There are four different ways most businesses acquire IT support. You can: Hire an internal IT person Hire an on-demand IT vendor or freelancer when you need help Pre-purchase blocks of IT support hours Partner with a Managed Service Provider (MSP) Each approach to IT support has its pros and cons, and within each approach are various pricing models.
I'm currently re-watching The Office (US) for what feels like the 100th time. This time, I realized that some parts have a whole new meaning now that I work for an IT company that provides tech support to businesses like the fictional Dunder Mifflin Paper Company. In this clip from Season 7, Episode 9, "WHUPF.com," Jim tries to reset the server after a power outage causes it to go down. He's stuck and The Office can't do any work since he doesn't know the password to sign into the server. This causes Michael to recall all of The Office's former IT guys to determine who originally set up the server. As Michael thinks through the list of IT guys backward from the most current by the nicknames he gave them, "Glasses, Turban, Ear Hair, Fatty 3, Shorts, Fatty 2, Lozenge, and Fatso," Kevin remembers that 'Lozenge' set up the server eight years ago. Michael recalls that whatever the password was made him laugh when he heard it but, "Pam got really offended." Jim ultimately enters Kevin's suggestion of "big boobz," based on Michael's clues. The password is accepted, the server is reset, and Dunder Mifflin lives on to sell paper another day.
Think of your business’ domain name as your own, branded corner of the internet. It is the space you own for business-related web and email traffic. In today’s digital economy, most businesses own a custom domain for their website. However, it’s surprising how many aren’t using a custom domain for email and instead use generic email addresses like gmail.com, yahoo.com, aol.com, etc. Even if you have not yet registered a custom domain, the process is relatively simple and inexpensive, and the benefits to your business are significant. Here are the top five reasons every business needs a custom email domain.

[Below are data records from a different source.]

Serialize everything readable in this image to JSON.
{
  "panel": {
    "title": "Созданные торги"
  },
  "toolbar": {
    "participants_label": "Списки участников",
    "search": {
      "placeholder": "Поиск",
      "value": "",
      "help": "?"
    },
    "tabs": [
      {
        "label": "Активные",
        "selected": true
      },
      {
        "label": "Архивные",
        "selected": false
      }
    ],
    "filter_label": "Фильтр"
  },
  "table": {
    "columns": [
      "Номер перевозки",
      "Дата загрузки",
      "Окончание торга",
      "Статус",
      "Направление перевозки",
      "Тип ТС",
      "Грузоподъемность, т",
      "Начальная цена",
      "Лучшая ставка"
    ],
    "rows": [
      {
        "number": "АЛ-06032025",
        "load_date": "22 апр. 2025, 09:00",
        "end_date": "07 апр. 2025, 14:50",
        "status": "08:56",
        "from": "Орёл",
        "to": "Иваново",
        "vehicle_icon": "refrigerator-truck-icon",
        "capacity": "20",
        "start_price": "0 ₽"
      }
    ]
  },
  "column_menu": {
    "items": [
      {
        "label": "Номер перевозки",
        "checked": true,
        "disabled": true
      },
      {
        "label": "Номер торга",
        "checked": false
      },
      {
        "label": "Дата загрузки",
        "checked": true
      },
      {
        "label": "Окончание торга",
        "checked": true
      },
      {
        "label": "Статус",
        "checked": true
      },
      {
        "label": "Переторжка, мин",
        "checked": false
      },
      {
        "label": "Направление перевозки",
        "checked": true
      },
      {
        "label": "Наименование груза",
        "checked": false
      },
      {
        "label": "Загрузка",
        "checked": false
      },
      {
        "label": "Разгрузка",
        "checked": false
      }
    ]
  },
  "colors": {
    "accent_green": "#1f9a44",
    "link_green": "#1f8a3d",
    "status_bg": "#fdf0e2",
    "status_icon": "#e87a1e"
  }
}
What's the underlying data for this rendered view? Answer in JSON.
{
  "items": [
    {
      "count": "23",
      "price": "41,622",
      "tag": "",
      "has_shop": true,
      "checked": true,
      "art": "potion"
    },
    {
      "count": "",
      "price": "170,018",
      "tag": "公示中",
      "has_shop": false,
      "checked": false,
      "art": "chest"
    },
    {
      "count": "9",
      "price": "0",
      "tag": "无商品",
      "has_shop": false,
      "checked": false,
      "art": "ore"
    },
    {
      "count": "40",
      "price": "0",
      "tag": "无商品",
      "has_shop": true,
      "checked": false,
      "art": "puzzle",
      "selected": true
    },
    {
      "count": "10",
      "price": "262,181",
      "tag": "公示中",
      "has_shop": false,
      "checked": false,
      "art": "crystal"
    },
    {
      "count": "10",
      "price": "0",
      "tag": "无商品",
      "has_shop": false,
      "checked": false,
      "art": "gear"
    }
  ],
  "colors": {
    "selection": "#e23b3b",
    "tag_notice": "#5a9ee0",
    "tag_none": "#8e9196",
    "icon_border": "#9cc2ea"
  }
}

Welcome to the third and final installment of our three-part series demonstrating the types of services you should expect from a quality outsourced IT vendor. Part I outlined the support you should expect from a help desk and service team, and Part II showed how your IT vendor should advise on business strategy. Now, we’re featuring the third element of service provided by an outsourced IT vendor, project management and implementation. Part III: Project Team Projects are pre-planned, scheduled activities, like new device installation, software migration, cabling, etc. This role might be filled by the same team that handles your day-to-day support. However, when you’re evaluating an IT partner, it is important for you to understand how they maintain the capacity to respond to daily requests while meeting their pre-scheduled project commitments.
In Part I of this series we outlined the Service Team component of an outsourced IT vendor. The Service Team tends to see the most day-to-day activities from customers since they handle incoming help desk calls and emails. They resolve issues remotely or on-site at the customers’ locations. Plus, they proactively monitor and maintain customer networks to address as many potential issues as possible before end-users ever notice a problem. As you evaluate the benefits of working with an outsourced IT vendor, you’ll want a good understanding of the process for requesting assistance and their guaranteed response and resolution times. Additionally, you’ll want to understand what proactive steps the team takes to resolve issues before they impact business processes and productivity. But it doesn’t stop there - the Service Team is just one component of the relationship you’ll have with a quality IT vendor.
You've reached the point where you know your business needs some more sophisticated IT support than your current model can provide. You've evaluated the options, and are considering working with an outsourced IT vendor or managed service provider. An outsourced IT vendor can handle a lot of different functions for your business, but you're struggling to evaluate the return on the potentially significant investment you're about to make in their services.
Most businesses launch their operations on a shoestring budget and manage the business on readily available technology. If your business starts in your home, as many do, you probably already have a basic computer, internet connection, and phone service. All you need to do is register a domain name for your website and email, set up a basic website through a web hosting provider and platform, and select an email hosting provider. Eventually, you start to grow and bring on your first few employees. With employees comes more computers and the need to share information and applications. Great employees expect to have the tools and resources to do their jobs well, and you need to spend your time growing the business not dealing with day-to-day technology challenges. You may have a friend or colleague help you with your IT needs, but you’re starting to think you need a bit more support than one person can provide. This is usually around the time when a business starts to think about obtaining some sort of professional IT support. There are a few ways you can go at this point.
If you're planning to upgrade hardware or networking infrastructure in your business this year, you may see significant cost savings by purchasing that equipment soon (i.e. this month) thanks to increased tariffs on Chinese imports.
From basic desktop computers to complex network infrastructure, all businesses need some sort of technology to operate. With the amount of technology necessary to compete in today's economy, how do businesses maintain margins and absorb ever-growing IT costs? Leasing is an option that reduces your initial investment and allows for the flexibility to adopt new technology based on your business needs and not capital budgets.